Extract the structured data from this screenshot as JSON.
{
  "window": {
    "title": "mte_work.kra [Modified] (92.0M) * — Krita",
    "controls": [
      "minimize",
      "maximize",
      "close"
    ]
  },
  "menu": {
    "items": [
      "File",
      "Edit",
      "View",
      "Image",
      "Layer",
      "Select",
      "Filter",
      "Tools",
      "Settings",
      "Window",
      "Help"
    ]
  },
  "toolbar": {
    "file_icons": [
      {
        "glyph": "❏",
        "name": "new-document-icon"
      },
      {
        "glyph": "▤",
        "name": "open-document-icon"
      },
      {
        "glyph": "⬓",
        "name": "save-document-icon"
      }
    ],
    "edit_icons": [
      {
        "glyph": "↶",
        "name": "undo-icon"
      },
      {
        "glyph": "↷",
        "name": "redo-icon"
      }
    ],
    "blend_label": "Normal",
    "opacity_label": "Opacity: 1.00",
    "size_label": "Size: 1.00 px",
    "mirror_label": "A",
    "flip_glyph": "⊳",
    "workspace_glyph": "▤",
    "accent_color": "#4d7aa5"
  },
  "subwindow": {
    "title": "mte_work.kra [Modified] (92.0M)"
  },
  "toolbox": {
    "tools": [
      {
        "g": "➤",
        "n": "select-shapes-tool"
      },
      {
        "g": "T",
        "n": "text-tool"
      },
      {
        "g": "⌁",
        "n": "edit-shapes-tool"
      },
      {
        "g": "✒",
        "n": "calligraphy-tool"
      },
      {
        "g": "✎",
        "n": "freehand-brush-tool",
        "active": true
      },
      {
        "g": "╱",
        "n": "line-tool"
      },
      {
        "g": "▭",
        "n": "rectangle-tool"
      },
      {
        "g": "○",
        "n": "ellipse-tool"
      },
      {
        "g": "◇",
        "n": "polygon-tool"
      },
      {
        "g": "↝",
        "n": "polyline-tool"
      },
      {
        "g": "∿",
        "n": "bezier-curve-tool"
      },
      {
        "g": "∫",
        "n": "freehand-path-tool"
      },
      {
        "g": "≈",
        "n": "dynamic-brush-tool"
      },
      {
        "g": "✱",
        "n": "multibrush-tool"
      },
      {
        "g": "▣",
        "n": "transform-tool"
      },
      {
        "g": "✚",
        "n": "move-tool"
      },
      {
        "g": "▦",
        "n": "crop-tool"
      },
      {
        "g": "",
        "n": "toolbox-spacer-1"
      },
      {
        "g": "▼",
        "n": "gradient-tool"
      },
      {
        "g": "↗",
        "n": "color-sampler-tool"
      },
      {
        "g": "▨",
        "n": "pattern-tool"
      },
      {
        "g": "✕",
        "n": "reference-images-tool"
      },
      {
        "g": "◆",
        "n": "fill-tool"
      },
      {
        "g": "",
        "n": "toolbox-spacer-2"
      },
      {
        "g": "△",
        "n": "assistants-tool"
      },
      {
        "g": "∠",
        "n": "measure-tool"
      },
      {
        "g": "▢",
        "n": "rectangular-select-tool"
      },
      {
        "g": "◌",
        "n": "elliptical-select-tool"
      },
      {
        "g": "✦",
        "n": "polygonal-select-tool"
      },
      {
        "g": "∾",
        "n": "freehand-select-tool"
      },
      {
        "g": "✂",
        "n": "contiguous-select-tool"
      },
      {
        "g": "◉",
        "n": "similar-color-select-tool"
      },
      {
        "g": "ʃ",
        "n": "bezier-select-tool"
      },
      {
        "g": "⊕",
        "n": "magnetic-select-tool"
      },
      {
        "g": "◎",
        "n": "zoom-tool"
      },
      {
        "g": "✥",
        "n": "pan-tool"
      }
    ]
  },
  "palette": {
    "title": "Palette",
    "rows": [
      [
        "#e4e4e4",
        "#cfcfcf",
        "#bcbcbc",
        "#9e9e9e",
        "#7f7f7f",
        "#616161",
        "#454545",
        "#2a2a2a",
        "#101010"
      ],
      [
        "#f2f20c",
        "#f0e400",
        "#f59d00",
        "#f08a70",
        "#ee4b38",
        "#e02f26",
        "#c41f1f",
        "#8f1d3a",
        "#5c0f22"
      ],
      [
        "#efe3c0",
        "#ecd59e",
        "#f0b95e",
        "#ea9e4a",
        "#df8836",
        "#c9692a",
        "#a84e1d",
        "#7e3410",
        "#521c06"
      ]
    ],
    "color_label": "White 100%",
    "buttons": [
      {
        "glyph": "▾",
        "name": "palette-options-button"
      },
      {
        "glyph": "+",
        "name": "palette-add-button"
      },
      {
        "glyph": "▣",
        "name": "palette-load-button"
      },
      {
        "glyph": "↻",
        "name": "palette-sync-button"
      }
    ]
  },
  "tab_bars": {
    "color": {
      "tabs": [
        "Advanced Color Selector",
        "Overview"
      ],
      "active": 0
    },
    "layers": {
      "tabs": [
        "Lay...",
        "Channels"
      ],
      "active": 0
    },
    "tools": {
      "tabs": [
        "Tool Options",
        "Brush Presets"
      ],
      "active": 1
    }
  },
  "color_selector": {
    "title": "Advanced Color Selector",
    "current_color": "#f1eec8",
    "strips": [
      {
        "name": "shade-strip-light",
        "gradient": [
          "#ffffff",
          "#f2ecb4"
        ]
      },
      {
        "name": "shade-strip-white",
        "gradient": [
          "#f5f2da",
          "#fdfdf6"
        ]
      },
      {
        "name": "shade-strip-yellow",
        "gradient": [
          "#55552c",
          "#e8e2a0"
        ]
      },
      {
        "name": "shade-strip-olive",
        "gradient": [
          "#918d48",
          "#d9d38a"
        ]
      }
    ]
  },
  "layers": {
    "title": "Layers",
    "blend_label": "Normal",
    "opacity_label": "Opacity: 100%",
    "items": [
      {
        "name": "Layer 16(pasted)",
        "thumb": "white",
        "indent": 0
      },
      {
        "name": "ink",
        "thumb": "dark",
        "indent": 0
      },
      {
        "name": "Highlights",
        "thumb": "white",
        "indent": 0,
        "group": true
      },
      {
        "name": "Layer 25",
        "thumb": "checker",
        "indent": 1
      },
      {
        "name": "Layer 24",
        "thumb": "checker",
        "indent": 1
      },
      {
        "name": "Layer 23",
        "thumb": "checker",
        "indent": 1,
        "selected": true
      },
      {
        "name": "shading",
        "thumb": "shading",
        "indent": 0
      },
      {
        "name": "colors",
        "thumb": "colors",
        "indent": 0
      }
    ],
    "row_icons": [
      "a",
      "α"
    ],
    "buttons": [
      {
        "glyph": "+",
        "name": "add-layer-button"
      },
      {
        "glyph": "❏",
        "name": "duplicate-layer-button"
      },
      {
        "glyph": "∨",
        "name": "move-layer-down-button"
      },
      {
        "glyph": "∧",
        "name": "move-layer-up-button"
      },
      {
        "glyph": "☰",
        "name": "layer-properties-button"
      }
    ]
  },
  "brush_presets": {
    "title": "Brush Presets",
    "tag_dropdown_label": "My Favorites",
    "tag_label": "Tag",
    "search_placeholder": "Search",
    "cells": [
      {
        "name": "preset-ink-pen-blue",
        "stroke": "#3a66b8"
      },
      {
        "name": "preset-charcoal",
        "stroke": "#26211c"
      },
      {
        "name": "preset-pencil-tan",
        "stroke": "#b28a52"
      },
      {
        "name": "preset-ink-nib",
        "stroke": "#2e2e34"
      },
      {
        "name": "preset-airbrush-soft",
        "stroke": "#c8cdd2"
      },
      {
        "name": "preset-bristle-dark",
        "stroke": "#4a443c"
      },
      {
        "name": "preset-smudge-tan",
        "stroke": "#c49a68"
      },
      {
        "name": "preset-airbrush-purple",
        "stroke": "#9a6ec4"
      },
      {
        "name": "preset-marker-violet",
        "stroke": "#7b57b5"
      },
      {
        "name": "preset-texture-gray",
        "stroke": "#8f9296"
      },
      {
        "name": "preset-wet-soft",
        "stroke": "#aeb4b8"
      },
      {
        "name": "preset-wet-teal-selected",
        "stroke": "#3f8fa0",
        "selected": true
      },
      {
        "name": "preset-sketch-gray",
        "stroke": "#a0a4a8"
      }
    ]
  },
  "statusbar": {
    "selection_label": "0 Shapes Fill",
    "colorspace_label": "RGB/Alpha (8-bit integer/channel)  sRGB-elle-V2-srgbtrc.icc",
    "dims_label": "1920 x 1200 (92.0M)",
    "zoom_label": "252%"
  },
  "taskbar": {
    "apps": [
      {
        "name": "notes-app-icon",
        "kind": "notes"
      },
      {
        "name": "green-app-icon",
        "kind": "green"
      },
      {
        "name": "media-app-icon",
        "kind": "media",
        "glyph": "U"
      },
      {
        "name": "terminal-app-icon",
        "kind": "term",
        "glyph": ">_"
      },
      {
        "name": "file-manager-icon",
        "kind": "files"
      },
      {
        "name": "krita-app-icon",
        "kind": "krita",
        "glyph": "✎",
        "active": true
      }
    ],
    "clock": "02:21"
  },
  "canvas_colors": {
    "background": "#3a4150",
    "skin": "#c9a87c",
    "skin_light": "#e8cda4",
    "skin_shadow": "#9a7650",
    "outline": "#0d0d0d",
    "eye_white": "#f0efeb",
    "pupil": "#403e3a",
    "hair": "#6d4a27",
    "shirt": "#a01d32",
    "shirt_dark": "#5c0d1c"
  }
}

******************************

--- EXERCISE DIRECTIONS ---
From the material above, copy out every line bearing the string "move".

--- ANSWER SECTION ---
        "n": "move-tool"
        "name": "move-layer-down-button"
        "name": "move-layer-up-button"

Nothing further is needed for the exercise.